Former Naples prosecutor Aldo De Chiara told Corriere della Sera that most of the recently constructed buildings on Ischia were built without necessary permits, and many with poor quality cement. "We warned about the risk of collapses also in the case of not particularly serious temblors," De Chiara said. "Unfortunately, what we had denounced, happened last night."

The head of Italy's Civil Protection Agency, Angelo Borrelli, told reporters that 2,000 people had been left homeless in Casamicciola and another 600 in Lacco Ameno. He said authorities were checking the stability of hotels to see if they could be used as temporary housing.

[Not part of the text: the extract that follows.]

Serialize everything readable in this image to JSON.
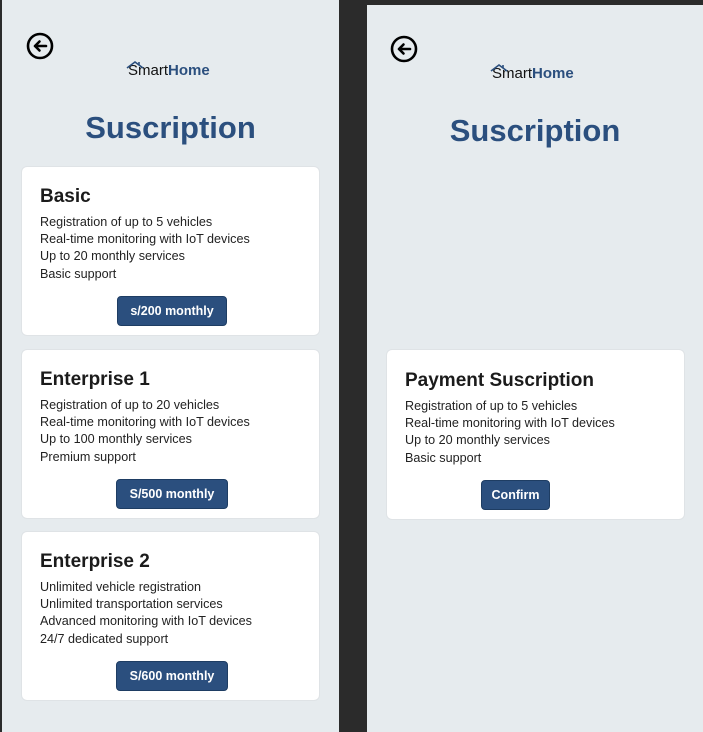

The quake came just two days shy of the one-year anniversary of a 6.2-magnitude earthquake that devastated several towns in central Italy. The quake on Aug. 24, 2016, left more than 250 people dead in Amatrice and beyond, and set off a months-long series of powerful aftershocks that emptied many towns and hamlets of their people. 

With files from CBC News